--- Dataset records Enclosed Below ---

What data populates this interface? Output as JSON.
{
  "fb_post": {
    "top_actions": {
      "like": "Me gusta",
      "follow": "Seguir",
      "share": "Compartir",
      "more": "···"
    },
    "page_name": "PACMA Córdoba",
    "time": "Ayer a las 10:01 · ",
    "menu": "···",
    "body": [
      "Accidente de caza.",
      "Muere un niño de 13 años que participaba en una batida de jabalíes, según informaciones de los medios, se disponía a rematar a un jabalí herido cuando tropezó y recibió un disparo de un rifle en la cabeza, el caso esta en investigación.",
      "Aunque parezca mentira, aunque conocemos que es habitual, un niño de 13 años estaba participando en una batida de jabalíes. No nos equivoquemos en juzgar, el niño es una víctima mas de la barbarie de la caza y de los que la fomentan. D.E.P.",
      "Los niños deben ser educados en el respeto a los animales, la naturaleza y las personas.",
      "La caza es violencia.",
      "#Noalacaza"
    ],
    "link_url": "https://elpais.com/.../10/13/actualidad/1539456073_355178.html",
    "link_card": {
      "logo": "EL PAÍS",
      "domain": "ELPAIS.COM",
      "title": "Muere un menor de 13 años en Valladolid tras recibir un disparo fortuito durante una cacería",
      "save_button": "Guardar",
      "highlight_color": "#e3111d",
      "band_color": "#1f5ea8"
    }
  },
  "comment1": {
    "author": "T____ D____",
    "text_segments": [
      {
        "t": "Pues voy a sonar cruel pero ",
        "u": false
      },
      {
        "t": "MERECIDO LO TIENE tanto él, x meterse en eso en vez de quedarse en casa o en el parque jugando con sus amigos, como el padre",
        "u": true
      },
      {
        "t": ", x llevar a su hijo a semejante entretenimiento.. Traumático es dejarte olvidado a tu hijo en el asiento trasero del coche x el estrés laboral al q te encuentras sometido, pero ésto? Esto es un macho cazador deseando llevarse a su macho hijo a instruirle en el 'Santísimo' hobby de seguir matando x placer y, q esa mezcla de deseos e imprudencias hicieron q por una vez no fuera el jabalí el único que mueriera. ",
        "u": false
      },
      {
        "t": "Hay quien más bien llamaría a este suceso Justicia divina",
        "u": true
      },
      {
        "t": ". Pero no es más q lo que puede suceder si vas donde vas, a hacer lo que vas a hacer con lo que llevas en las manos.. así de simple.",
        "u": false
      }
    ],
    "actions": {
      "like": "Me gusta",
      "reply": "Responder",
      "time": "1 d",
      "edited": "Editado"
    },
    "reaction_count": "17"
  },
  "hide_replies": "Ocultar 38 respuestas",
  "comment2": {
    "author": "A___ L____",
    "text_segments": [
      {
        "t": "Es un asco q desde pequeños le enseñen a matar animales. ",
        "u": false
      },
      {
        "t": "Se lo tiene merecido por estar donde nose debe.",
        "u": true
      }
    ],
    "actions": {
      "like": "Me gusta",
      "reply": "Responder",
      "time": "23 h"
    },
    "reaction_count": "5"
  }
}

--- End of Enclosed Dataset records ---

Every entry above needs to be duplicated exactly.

Response to this exercise.
What data populates this interface? Output as JSON.
{
  "fb_post": {
    "top_actions": {
      "like": "Me gusta",
      "follow": "Seguir",
      "share": "Compartir",
      "more": "···"
    },
    "page_name": "PACMA Córdoba",
    "time": "Ayer a las 10:01 · ",
    "menu": "···",
    "body": [
      "Accidente de caza.",
      "Muere un niño de 13 años que participaba en una batida de jabalíes, según informaciones de los medios, se disponía a rematar a un jabalí herido cuando tropezó y recibió un disparo de un rifle en la cabeza, el caso esta en investigación.",
      "Aunque parezca mentira, aunque conocemos que es habitual, un niño de 13 años estaba participando en una batida de jabalíes. No nos equivoquemos en juzgar, el niño es una víctima mas de la barbarie de la caza y de los que la fomentan. D.E.P.",
      "Los niños deben ser educados en el respeto a los animales, la naturaleza y las personas.",
      "La caza es violencia.",
      "#Noalacaza"
    ],
    "link_url": "https://elpais.com/.../10/13/actualidad/1539456073_355178.html",
    "link_card": {
      "logo": "EL PAÍS",
      "domain": "ELPAIS.COM",
      "title": "Muere un menor de 13 años en Valladolid tras recibir un disparo fortuito durante una cacería",
      "save_button": "Guardar",
      "highlight_color": "#e3111d",
      "band_color": "#1f5ea8"
    }
  },
  "comment1": {
    "author": "T____ D____",
    "text_segments": [
      {
        "t": "Pues voy a sonar cruel pero ",
        "u": false
      },
      {
        "t": "MERECIDO LO TIENE tanto él, x meterse en eso en vez de quedarse en casa o en el parque jugando con sus amigos, como el padre",
        "u": true
      },
      {
        "t": ", x llevar a su hijo a semejante entretenimiento.. Traumático es dejarte olvidado a tu hijo en el asiento trasero del coche x el estrés laboral al q te encuentras sometido, pero ésto? Esto es un macho cazador deseando llevarse a su macho hijo a instruirle en el 'Santísimo' hobby de seguir matando x placer y, q esa mezcla de deseos e imprudencias hicieron q por una vez no fuera el jabalí el único que mueriera. ",
        "u": false
      },
      {
        "t": "Hay quien más bien llamaría a este suceso Justicia divina",
        "u": true
      },
      {
        "t": ". Pero no es más q lo que puede suceder si vas donde vas, a hacer lo que vas a hacer con lo que llevas en las manos.. así de simple.",
        "u": false
      }
    ],
    "actions": {
      "like": "Me gusta",
      "reply": "Responder",
      "time": "1 d",
      "edited": "Editado"
    },
    "reaction_count": "17"
  },
  "hide_replies": "Ocultar 38 respuestas",
  "comment2": {
    "author": "A___ L____",
    "text_segments": [
      {
        "t": "Es un asco q desde pequeños le enseñen a matar animales. ",
        "u": false
      },
      {
        "t": "Se lo tiene merecido por estar donde nose debe.",
        "u": true
      }
    ],
    "actions": {
      "like": "Me gusta",
      "reply": "Responder",
      "time": "23 h"
    },
    "reaction_count": "5"
  }
}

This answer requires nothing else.